Depending on your flow, some people also switch up products on their cycle for several reasons. People with a light flow might want to switch to pads or light tampons towards the end of the cycle when they need lighter protection. Whereas, some people with a super heavy flow use an extra line of defence throughout their cycle. This is not always the case, however, because a cup can hold more than a tampon.
It’s advisable to know your flow and find out what works best for you.
Our consultant gynaecologist recommends that with any cup you apply same hygiene practice that you would use with a tampon. That means removing and emptying the cup every 4-6 hours. Keeping anything inside your body for longer than 6 hours is never advisable. Despite sources that claim cups are not associated with TSS this is not true. There has been a reported case of TSS with a menstrual cup. Nothing is ever risk-free, and cups do indeed carry the TSS warning due to the nature of the product.
To empty your menstrual cup, you need to find a comfortable position – either sitting or squatting on the toilet. You can use the handle/stem to remove or hold the base of the cup. Move side to side to release the cup. If it’s proving difficult, try to relax. If the cup has gone too high you can use your pelvic floor muscles to push the cup lower so it’s easier to remove. When it’s removed carefully empty the contents into the toilet.
When using the cup day to day on your period, you can clean it with tap water. After emptying the cup, wash it with clean, warm water and then reinsert. At the end of every cycle, it’s important to sterilise your cup. You simply need to place the cup in a saucepan, boil for 3-4 minutes and then allow time for it to cool off.
Most cups, the TOTM cup included, come with storage bags. The TOTM cup comes with an organic cotton drawstring bag!
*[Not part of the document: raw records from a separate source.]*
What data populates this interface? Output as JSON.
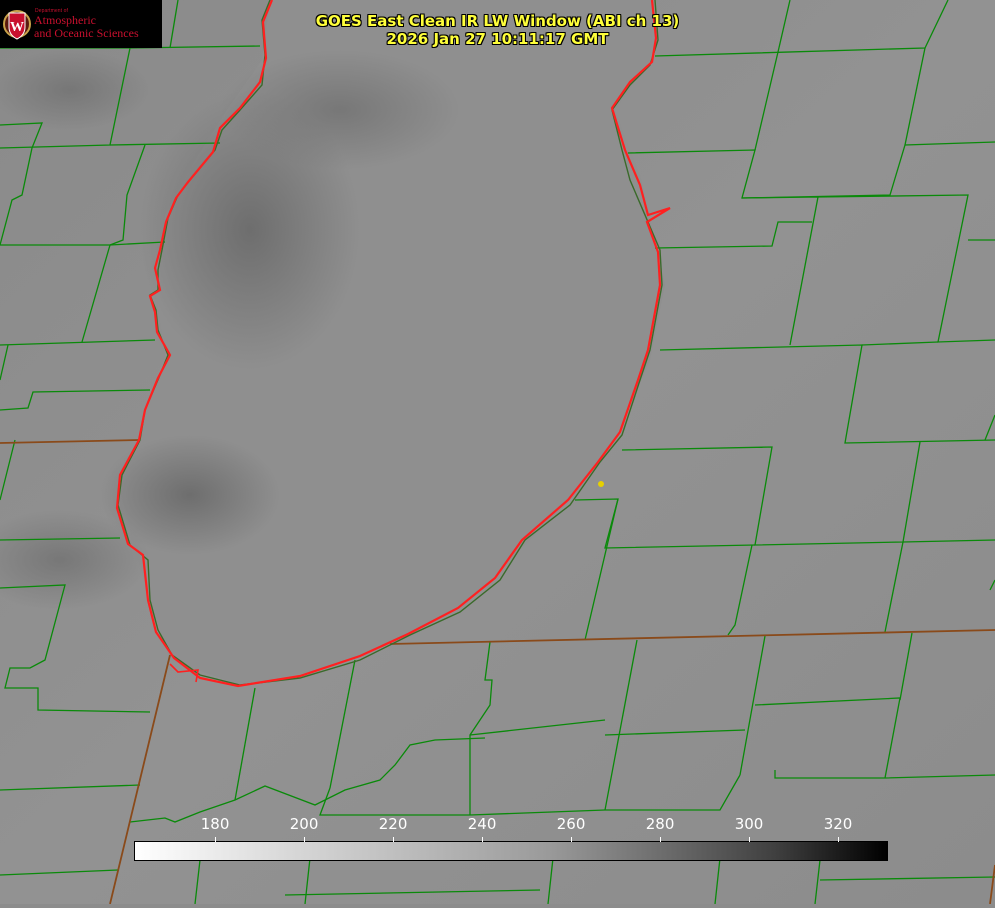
{
  "header": {
    "title_line1": "GOES East Clean IR LW Window (ABI ch 13)",
    "title_line2": "2026 Jan 27 10:11:17 GMT"
  },
  "logo": {
    "dept_text": "Department of",
    "line1": "Atmospheric",
    "line2": "and Oceanic Sciences",
    "crest_letter": "W",
    "color": "#c8102e"
  },
  "colorbar": {
    "ticks": [
      "180",
      "200",
      "220",
      "240",
      "260",
      "280",
      "300",
      "320"
    ],
    "min": 162,
    "max": 331,
    "tick_values": [
      180,
      200,
      220,
      240,
      260,
      280,
      300,
      320
    ],
    "colors": [
      "#ffffff",
      "#000000"
    ]
  },
  "map": {
    "lake_outline_color": "#ff2020",
    "county_line_color": "#0a8a0a",
    "state_line_color": "#8a4a1a",
    "marker_color": "#e6d000"
  }
}
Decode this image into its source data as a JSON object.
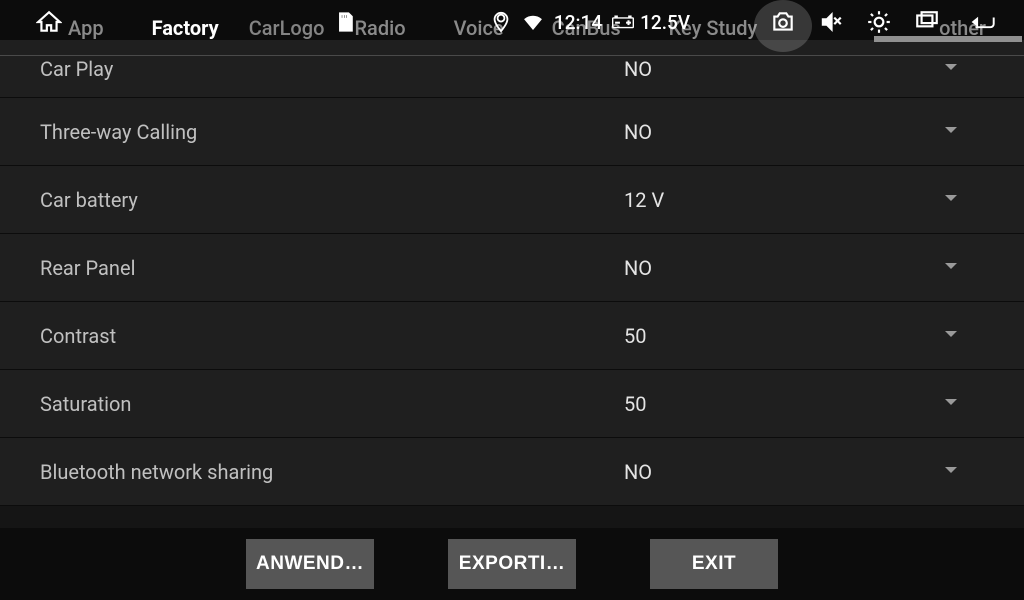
{
  "statusbar": {
    "time": "12:14",
    "voltage": "12.5V"
  },
  "tabs": {
    "items": [
      {
        "label": "App",
        "active": false
      },
      {
        "label": "Factory",
        "active": true
      },
      {
        "label": "Radio",
        "active": false
      },
      {
        "label": "Voice",
        "active": false
      },
      {
        "label": "CanBus",
        "active": false
      },
      {
        "label": "Key Study",
        "active": false
      },
      {
        "label": "other",
        "active": false
      }
    ],
    "hidden_mid": "CarLogo"
  },
  "settings": {
    "rows": [
      {
        "label": "Car Play",
        "value": "NO"
      },
      {
        "label": "Three-way Calling",
        "value": "NO"
      },
      {
        "label": "Car battery",
        "value": "12 V"
      },
      {
        "label": "Rear Panel",
        "value": "NO"
      },
      {
        "label": "Contrast",
        "value": "50"
      },
      {
        "label": "Saturation",
        "value": "50"
      },
      {
        "label": "Bluetooth network sharing",
        "value": "NO"
      }
    ]
  },
  "footer": {
    "apply": "ANWEND…",
    "export": "EXPORTI…",
    "exit": "EXIT"
  }
}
You just need to pop your sterilised cup into the bag, then store in a safe, memorable location ready for your next period.
Just like a tampon, the cup does not affect your ability to exercise or participate in sports when on your period.
The cup is compatible, however it’s advisable to consult your GP if you have questions or concerns.
That’s our bit out of the way! To help you out these cup-users have shared their tips on using a menstrual cup:
“My advice is to give it a chance. It is totally different to tampons and the like. You’ve got to get in tune with your body – be patient.’
“When I first used the cup, I found it useful to insert, remove and insert for a few times before using it on my period. It gave me confidence that when I did use it on my actual period for the first time I would be able to insert without a glitch. I didn’t want to practise once and for this to be a fluke!”
“I wore a sanitary towel the first 2 times I used the cup and only used it when I was at home…just in case. But I feel completely comfortable with the cup now. Feels like there is nothing there.”
“Insertion wise, I didn’t find any difference between tampons and a cup. Once you get the hang of the folds, it’s really simple! And a lot easier than you think”
Still got a question about using a menstrual cup? Drop it in the comments below! If you’ve got your eye on a menstrual cup, browse our range of cups here.